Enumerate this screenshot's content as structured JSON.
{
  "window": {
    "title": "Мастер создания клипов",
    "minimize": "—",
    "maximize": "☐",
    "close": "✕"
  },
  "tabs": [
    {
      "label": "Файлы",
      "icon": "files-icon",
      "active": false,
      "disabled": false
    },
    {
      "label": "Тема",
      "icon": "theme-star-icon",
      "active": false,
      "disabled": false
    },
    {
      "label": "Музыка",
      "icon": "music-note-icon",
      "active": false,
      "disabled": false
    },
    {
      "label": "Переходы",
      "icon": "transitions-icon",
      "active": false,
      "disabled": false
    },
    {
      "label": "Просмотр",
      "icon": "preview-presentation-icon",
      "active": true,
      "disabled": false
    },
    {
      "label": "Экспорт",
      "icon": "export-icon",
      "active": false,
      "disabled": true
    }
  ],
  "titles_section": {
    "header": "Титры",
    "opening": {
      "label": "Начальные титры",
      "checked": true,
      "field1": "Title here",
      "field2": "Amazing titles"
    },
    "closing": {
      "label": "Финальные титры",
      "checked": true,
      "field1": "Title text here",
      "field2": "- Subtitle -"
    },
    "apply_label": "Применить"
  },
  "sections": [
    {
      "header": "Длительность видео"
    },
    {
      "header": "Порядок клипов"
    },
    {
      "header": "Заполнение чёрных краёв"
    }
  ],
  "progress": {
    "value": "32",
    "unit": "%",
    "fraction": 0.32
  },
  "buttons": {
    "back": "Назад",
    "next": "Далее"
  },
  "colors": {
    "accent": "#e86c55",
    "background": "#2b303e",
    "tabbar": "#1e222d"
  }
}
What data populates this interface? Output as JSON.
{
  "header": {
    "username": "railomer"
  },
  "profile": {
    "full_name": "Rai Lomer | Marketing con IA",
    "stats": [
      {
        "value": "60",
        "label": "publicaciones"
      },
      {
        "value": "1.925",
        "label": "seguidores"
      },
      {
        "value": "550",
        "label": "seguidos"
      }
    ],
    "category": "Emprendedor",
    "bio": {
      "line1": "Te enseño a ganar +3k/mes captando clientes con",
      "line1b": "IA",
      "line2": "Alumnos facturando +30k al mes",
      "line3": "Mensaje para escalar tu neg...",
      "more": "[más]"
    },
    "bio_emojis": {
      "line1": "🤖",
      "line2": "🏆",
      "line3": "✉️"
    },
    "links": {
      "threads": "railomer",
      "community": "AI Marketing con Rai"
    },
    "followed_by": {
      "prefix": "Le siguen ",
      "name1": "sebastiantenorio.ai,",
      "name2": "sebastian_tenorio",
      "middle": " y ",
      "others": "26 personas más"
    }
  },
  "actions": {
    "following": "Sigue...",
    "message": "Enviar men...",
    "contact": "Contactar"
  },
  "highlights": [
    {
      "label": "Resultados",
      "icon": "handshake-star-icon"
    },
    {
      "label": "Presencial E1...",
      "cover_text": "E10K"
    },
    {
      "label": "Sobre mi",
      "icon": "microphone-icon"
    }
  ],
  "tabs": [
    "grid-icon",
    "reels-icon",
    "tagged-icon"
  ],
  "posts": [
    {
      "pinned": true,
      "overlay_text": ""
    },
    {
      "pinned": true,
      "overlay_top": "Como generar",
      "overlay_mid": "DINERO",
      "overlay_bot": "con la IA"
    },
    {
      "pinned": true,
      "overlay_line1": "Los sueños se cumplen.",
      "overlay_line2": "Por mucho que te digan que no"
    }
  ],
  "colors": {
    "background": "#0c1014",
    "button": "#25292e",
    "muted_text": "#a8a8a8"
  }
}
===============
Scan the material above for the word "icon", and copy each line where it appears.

      "icon": "files-icon",
      "icon": "theme-star-icon",
      "icon": "music-note-icon",
      "icon": "transitions-icon",
      "icon": "preview-presentation-icon",
      "icon": "export-icon",
      "icon": "handshake-star-icon"
      "icon": "microphone-icon"
    "grid-icon",
    "reels-icon",
    "tagged-icon"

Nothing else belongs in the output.